Exercise prompt => Wherever an image appears in the entries, drop it and reproduce everything else exactly.

Recorded data =>
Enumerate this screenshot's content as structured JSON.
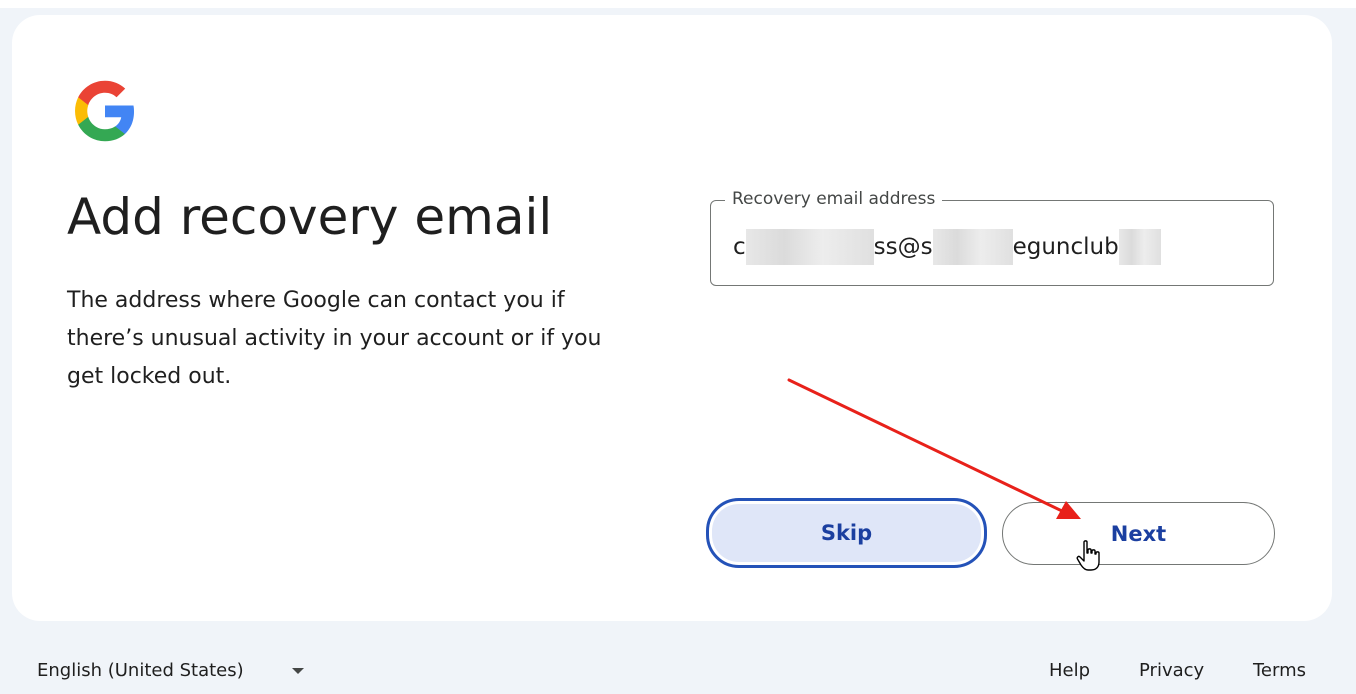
{
  "logo": {
    "icon": "google-g-logo",
    "colors": [
      "#ea4335",
      "#fbbc05",
      "#34a853",
      "#4285f4"
    ]
  },
  "title": "Add recovery email",
  "description": "The address where Google can contact you if there’s unusual activity in your account or if you get locked out.",
  "field": {
    "label": "Recovery email address",
    "value_parts": [
      "c",
      "ss@s",
      "egunclub"
    ]
  },
  "buttons": {
    "skip": "Skip",
    "next": "Next"
  },
  "annotation": {
    "icon": "red-arrow-icon",
    "color": "#e8211a"
  },
  "footer": {
    "language": "English (United States)",
    "help": "Help",
    "privacy": "Privacy",
    "terms": "Terms"
  },
  "colors": {
    "accent": "#0b57d0",
    "button_text": "#1b3fa0",
    "page_bg": "#f0f4f9"
  }
}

Solution to this exercise =>
Enumerate this screenshot's content as structured JSON.
{
  "logo": {
    "icon": "google-g-logo",
    "colors": [
      "#ea4335",
      "#fbbc05",
      "#34a853",
      "#4285f4"
    ]
  },
  "title": "Add recovery email",
  "description": "The address where Google can contact you if there’s unusual activity in your account or if you get locked out.",
  "field": {
    "label": "Recovery email address",
    "value_parts": [
      "c",
      "ss@s",
      "egunclub"
    ]
  },
  "buttons": {
    "skip": "Skip",
    "next": "Next"
  },
  "annotation": {
    "icon": "red-arrow-icon",
    "color": "#e8211a"
  },
  "footer": {
    "language": "English (United States)",
    "help": "Help",
    "privacy": "Privacy",
    "terms": "Terms"
  },
  "colors": {
    "accent": "#0b57d0",
    "button_text": "#1b3fa0",
    "page_bg": "#f0f4f9"
  }
}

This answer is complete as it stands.